Source records:
▼

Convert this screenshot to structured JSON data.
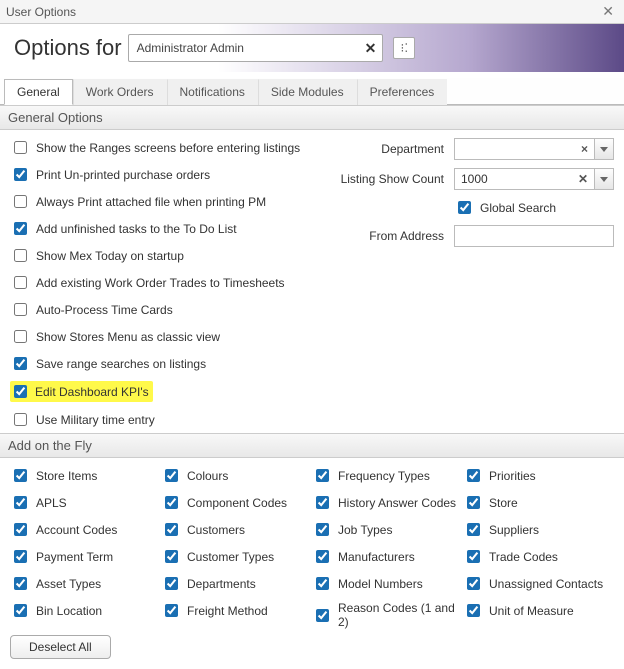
{
  "window": {
    "title": "User Options"
  },
  "header": {
    "prefix": "Options for",
    "user_value": "Administrator Admin"
  },
  "tabs": [
    {
      "label": "General",
      "active": true
    },
    {
      "label": "Work Orders",
      "active": false
    },
    {
      "label": "Notifications",
      "active": false
    },
    {
      "label": "Side Modules",
      "active": false
    },
    {
      "label": "Preferences",
      "active": false
    }
  ],
  "sections": {
    "general": {
      "title": "General Options",
      "checks": [
        {
          "label": "Show the Ranges screens before entering listings",
          "checked": false,
          "highlight": false
        },
        {
          "label": "Print Un-printed purchase orders",
          "checked": true,
          "highlight": false
        },
        {
          "label": "Always Print attached file when printing PM",
          "checked": false,
          "highlight": false
        },
        {
          "label": "Add unfinished tasks to the To Do List",
          "checked": true,
          "highlight": false
        },
        {
          "label": "Show Mex Today on startup",
          "checked": false,
          "highlight": false
        },
        {
          "label": "Add existing Work Order Trades to Timesheets",
          "checked": false,
          "highlight": false
        },
        {
          "label": "Auto-Process Time Cards",
          "checked": false,
          "highlight": false
        },
        {
          "label": "Show Stores Menu as classic view",
          "checked": false,
          "highlight": false
        },
        {
          "label": "Save range searches on listings",
          "checked": true,
          "highlight": false
        },
        {
          "label": "Edit Dashboard KPI's",
          "checked": true,
          "highlight": true
        },
        {
          "label": "Use Military time entry",
          "checked": false,
          "highlight": false
        }
      ],
      "fields": {
        "department": {
          "label": "Department",
          "value": ""
        },
        "listing_show_count": {
          "label": "Listing Show Count",
          "value": "1000"
        },
        "global_search": {
          "label": "Global Search",
          "checked": true
        },
        "from_address": {
          "label": "From Address",
          "value": ""
        }
      }
    },
    "addonfly": {
      "title": "Add on the Fly",
      "cols": [
        [
          {
            "label": "Store Items",
            "checked": true
          },
          {
            "label": "APLS",
            "checked": true
          },
          {
            "label": "Account Codes",
            "checked": true
          },
          {
            "label": "Payment Term",
            "checked": true
          },
          {
            "label": "Asset Types",
            "checked": true
          },
          {
            "label": "Bin Location",
            "checked": true
          }
        ],
        [
          {
            "label": "Colours",
            "checked": true
          },
          {
            "label": "Component Codes",
            "checked": true
          },
          {
            "label": "Customers",
            "checked": true
          },
          {
            "label": "Customer Types",
            "checked": true
          },
          {
            "label": "Departments",
            "checked": true
          },
          {
            "label": "Freight Method",
            "checked": true
          }
        ],
        [
          {
            "label": "Frequency Types",
            "checked": true
          },
          {
            "label": "History Answer Codes",
            "checked": true
          },
          {
            "label": "Job Types",
            "checked": true
          },
          {
            "label": "Manufacturers",
            "checked": true
          },
          {
            "label": "Model Numbers",
            "checked": true
          },
          {
            "label": "Reason Codes (1 and 2)",
            "checked": true
          }
        ],
        [
          {
            "label": "Priorities",
            "checked": true
          },
          {
            "label": "Store",
            "checked": true
          },
          {
            "label": "Suppliers",
            "checked": true
          },
          {
            "label": "Trade Codes",
            "checked": true
          },
          {
            "label": "Unassigned Contacts",
            "checked": true
          },
          {
            "label": "Unit of Measure",
            "checked": true
          }
        ]
      ],
      "deselect_label": "Deselect All"
    }
  }
}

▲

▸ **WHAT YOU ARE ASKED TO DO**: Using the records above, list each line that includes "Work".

▸ **SOLUTION TO THIS PROBLEM**:
      "label": "Work Orders",
          "label": "Add existing Work Order Trades to Timesheets",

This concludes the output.